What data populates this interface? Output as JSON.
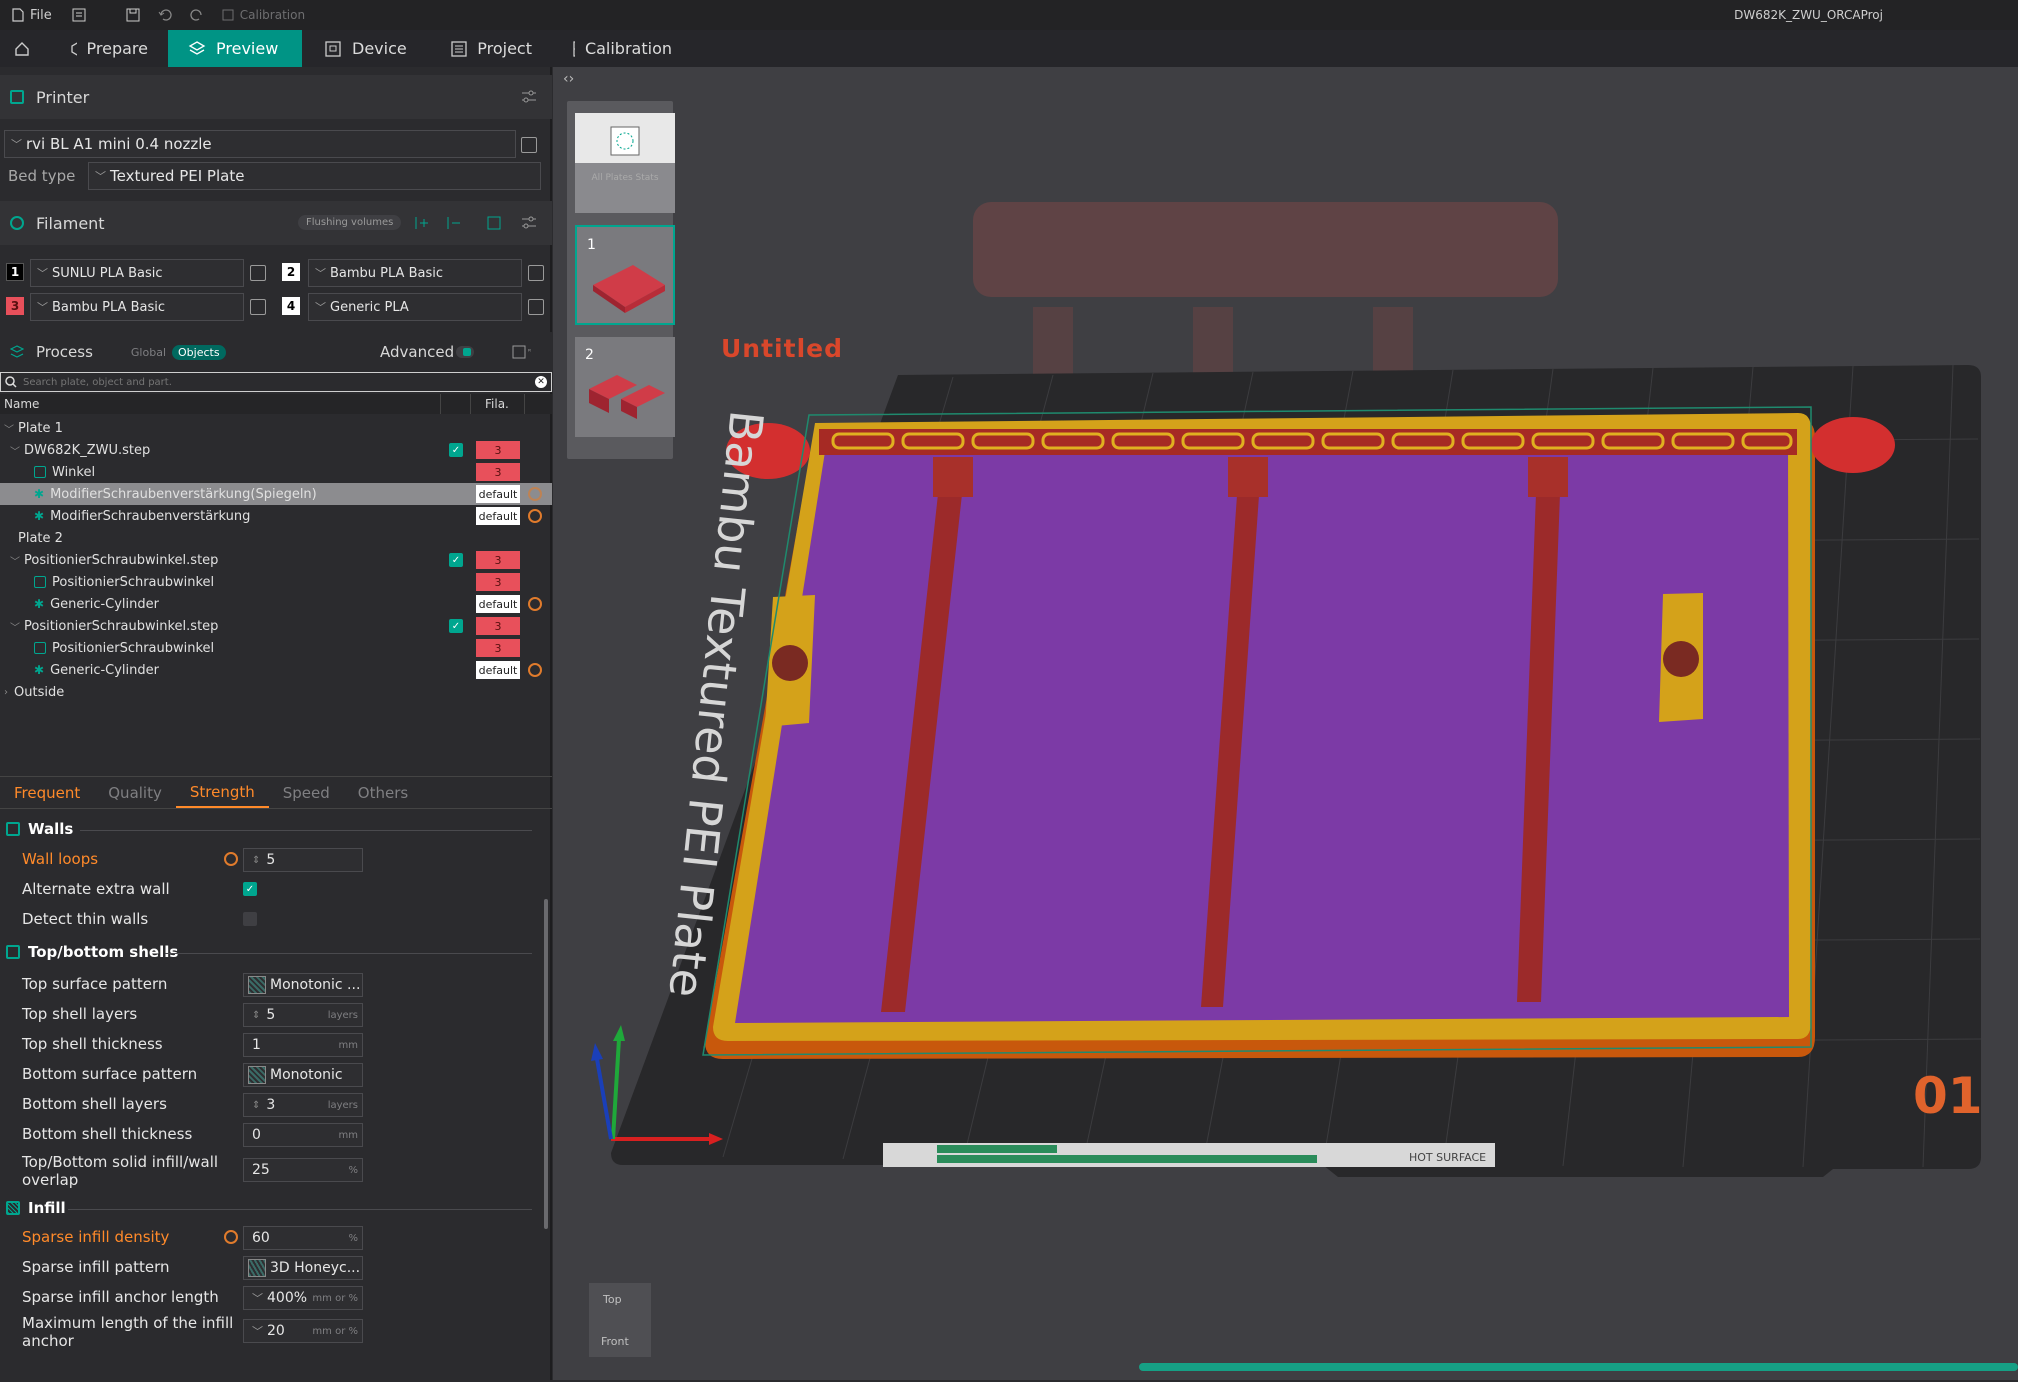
{
  "titlebar": {
    "file_label": "File",
    "calibration_label": "Calibration",
    "project_title": "DW682K_ZWU_ORCAProj"
  },
  "tabs": [
    {
      "label": "Prepare"
    },
    {
      "label": "Preview"
    },
    {
      "label": "Device"
    },
    {
      "label": "Project"
    },
    {
      "label": "Calibration"
    }
  ],
  "printer": {
    "section_label": "Printer",
    "preset": "rvi BL A1 mini 0.4 nozzle",
    "bed_type_label": "Bed type",
    "bed_type": "Textured PEI Plate"
  },
  "filament": {
    "section_label": "Filament",
    "flushing_label": "Flushing volumes",
    "items": [
      {
        "num": "1",
        "name": "SUNLU PLA Basic",
        "color": "#000000"
      },
      {
        "num": "2",
        "name": "Bambu PLA Basic",
        "color": "#ffffff"
      },
      {
        "num": "3",
        "name": "Bambu PLA Basic",
        "color": "#e8505b"
      },
      {
        "num": "4",
        "name": "Generic PLA",
        "color": "#ffffff"
      }
    ]
  },
  "process": {
    "section_label": "Process",
    "global_label": "Global",
    "objects_label": "Objects",
    "advanced_label": "Advanced",
    "search_placeholder": "Search plate, object and part."
  },
  "object_list": {
    "col_name": "Name",
    "col_fila": "Fila.",
    "rows": [
      {
        "label": "Plate 1",
        "fila": ""
      },
      {
        "label": "DW682K_ZWU.step",
        "fila": "3"
      },
      {
        "label": "Winkel",
        "fila": "3"
      },
      {
        "label": "ModifierSchraubenverstärkung(Spiegeln)",
        "fila": "default"
      },
      {
        "label": "ModifierSchraubenverstärkung",
        "fila": "default"
      },
      {
        "label": "Plate 2",
        "fila": ""
      },
      {
        "label": "PositionierSchraubwinkel.step",
        "fila": "3"
      },
      {
        "label": "PositionierSchraubwinkel",
        "fila": "3"
      },
      {
        "label": "Generic-Cylinder",
        "fila": "default"
      },
      {
        "label": "PositionierSchraubwinkel.step",
        "fila": "3"
      },
      {
        "label": "PositionierSchraubwinkel",
        "fila": "3"
      },
      {
        "label": "Generic-Cylinder",
        "fila": "default"
      },
      {
        "label": "Outside",
        "fila": ""
      }
    ]
  },
  "param_tabs": [
    "Frequent",
    "Quality",
    "Strength",
    "Speed",
    "Others"
  ],
  "walls": {
    "title": "Walls",
    "wall_loops_label": "Wall loops",
    "wall_loops": "5",
    "alternate_label": "Alternate extra wall",
    "detect_thin_label": "Detect thin walls"
  },
  "shells": {
    "title": "Top/bottom shells",
    "top_pattern_label": "Top surface pattern",
    "top_pattern": "Monotonic ...",
    "top_layers_label": "Top shell layers",
    "top_layers": "5",
    "top_thickness_label": "Top shell thickness",
    "top_thickness": "1",
    "bottom_pattern_label": "Bottom surface pattern",
    "bottom_pattern": "Monotonic",
    "bottom_layers_label": "Bottom shell layers",
    "bottom_layers": "3",
    "bottom_thickness_label": "Bottom shell thickness",
    "bottom_thickness": "0",
    "overlap_label_1": "Top/Bottom solid infill/wall",
    "overlap_label_2": "overlap",
    "overlap": "25",
    "unit_layers": "layers",
    "unit_mm": "mm",
    "unit_pct": "%"
  },
  "infill": {
    "title": "Infill",
    "density_label": "Sparse infill density",
    "density": "60",
    "pattern_label": "Sparse infill pattern",
    "pattern": "3D Honeyc...",
    "anchor_label": "Sparse infill anchor length",
    "anchor": "400%",
    "max_anchor_label_1": "Maximum length of the infill",
    "max_anchor_label_2": "anchor",
    "max_anchor": "20",
    "unit_mmpct": "mm or %"
  },
  "viewport": {
    "plate_name": "Untitled",
    "plate_number": "01",
    "bed_text": "Bambu Textured PEI Plate",
    "hot_surface": "HOT SURFACE",
    "cube_top": "Top",
    "cube_front": "Front",
    "thumb_numbers": [
      "1",
      "2"
    ],
    "all_plates_label": "All Plates Stats"
  },
  "colors": {
    "accent": "#009485",
    "modified": "#ff8a2a",
    "filament_red": "#e8505b",
    "infill_purple": "#7c3aa6",
    "part_red": "#b8262d"
  }
}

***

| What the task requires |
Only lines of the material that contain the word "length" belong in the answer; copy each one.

| Problem solution |
    "anchor_label": "Sparse infill anchor length",
    "max_anchor_label_1": "Maximum length of the infill",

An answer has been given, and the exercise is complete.